Respond with nothing but the number of lines in this data that include the word "актер".

(Dataset rows describing interfaces)
++++++++++

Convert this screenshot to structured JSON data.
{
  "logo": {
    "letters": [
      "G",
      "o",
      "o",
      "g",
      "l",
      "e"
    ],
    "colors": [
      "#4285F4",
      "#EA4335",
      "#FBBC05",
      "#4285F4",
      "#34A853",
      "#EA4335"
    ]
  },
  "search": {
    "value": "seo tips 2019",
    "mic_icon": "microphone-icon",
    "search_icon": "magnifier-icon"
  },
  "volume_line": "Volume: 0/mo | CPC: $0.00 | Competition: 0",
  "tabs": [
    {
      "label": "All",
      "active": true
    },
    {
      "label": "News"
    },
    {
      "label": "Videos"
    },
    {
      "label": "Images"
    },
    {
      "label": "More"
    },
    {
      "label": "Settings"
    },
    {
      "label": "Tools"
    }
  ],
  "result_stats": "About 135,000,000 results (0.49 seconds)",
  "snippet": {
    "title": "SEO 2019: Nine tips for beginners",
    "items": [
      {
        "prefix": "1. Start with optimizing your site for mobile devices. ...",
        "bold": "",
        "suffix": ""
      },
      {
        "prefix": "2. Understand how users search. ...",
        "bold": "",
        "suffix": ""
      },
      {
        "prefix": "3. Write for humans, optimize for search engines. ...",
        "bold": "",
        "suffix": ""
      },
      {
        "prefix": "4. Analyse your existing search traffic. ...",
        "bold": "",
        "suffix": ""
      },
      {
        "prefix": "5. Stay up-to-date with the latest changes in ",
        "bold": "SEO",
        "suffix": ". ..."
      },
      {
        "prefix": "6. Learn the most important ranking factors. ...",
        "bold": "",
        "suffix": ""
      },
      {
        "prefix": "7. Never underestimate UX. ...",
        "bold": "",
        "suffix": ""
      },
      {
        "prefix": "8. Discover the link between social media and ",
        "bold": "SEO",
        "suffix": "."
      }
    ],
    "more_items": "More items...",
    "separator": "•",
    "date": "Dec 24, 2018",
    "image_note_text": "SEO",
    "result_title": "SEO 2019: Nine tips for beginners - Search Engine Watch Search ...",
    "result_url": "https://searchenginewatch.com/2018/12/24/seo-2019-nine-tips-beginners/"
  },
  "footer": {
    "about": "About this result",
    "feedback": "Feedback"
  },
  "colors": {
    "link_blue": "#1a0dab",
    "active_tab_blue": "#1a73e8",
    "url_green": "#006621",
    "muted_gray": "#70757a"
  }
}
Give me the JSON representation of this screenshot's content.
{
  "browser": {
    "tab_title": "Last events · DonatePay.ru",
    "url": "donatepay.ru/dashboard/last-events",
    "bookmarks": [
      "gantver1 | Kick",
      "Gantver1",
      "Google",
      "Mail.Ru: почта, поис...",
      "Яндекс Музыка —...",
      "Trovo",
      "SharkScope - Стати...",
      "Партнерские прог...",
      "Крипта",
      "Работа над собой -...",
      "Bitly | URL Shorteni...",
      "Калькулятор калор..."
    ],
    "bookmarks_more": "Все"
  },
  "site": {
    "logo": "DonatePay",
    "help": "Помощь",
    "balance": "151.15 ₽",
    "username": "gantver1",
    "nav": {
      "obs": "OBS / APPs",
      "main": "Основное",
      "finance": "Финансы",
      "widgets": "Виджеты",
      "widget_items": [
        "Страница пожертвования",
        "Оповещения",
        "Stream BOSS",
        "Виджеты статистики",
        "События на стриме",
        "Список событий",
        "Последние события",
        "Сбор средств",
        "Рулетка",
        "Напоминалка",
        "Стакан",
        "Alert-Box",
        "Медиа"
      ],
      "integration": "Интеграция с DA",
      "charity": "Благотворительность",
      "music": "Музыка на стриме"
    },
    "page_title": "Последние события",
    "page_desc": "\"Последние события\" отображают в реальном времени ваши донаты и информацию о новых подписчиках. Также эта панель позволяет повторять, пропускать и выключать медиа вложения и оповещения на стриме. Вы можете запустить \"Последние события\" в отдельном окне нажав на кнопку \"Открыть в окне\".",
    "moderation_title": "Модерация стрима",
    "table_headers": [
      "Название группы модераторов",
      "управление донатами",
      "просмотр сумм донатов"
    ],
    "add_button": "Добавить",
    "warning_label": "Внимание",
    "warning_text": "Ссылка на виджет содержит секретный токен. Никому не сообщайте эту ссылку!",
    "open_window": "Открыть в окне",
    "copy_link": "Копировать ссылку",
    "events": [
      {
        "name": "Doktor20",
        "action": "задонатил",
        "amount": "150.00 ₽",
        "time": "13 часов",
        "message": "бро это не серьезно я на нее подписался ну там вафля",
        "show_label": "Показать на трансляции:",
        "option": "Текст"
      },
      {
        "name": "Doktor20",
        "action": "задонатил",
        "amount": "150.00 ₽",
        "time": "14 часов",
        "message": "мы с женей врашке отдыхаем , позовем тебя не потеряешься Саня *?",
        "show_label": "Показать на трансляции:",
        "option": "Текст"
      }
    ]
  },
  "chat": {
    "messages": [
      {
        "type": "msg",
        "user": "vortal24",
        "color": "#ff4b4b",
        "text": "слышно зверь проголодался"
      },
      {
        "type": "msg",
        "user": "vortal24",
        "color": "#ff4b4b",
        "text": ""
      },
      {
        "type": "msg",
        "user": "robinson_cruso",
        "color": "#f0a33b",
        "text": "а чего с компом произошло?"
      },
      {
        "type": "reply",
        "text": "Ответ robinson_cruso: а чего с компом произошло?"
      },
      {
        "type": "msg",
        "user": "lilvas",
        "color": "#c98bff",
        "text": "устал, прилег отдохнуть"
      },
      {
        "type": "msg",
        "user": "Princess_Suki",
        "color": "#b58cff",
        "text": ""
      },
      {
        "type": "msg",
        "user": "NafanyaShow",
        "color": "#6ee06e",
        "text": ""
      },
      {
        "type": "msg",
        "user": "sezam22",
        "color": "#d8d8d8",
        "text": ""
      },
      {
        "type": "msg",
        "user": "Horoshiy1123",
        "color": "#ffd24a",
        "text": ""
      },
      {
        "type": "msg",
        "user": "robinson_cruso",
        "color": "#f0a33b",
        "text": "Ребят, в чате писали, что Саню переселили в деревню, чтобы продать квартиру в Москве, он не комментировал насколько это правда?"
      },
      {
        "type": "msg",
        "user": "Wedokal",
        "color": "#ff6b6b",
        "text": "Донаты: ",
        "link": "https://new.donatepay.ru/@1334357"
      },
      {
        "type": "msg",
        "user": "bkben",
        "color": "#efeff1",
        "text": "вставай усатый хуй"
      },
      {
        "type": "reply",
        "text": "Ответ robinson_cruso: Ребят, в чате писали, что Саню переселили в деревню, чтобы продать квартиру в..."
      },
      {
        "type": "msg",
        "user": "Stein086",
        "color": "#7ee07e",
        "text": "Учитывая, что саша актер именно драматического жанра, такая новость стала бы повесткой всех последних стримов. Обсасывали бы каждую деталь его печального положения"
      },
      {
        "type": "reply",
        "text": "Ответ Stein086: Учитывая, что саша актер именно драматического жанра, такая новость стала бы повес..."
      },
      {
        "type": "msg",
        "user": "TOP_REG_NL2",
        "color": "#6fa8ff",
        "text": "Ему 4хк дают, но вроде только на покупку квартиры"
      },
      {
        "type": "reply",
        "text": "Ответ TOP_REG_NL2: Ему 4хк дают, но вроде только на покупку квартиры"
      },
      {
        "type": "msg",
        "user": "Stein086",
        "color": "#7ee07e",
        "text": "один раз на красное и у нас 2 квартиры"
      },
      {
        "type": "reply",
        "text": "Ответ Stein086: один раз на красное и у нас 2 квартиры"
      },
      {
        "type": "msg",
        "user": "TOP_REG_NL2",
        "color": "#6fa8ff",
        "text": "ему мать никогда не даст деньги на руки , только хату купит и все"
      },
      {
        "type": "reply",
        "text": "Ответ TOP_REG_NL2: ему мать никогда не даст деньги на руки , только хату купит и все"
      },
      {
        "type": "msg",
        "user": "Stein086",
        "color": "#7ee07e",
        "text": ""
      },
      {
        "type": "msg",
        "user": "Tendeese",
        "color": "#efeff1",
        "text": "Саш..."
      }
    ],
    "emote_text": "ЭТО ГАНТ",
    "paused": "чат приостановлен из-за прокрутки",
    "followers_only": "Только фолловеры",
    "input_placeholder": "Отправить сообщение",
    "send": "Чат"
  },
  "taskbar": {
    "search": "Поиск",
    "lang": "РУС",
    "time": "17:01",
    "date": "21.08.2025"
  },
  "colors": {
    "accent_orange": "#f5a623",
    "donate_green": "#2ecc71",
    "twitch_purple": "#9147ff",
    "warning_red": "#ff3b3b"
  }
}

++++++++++

EXPECTED OUTPUT: 2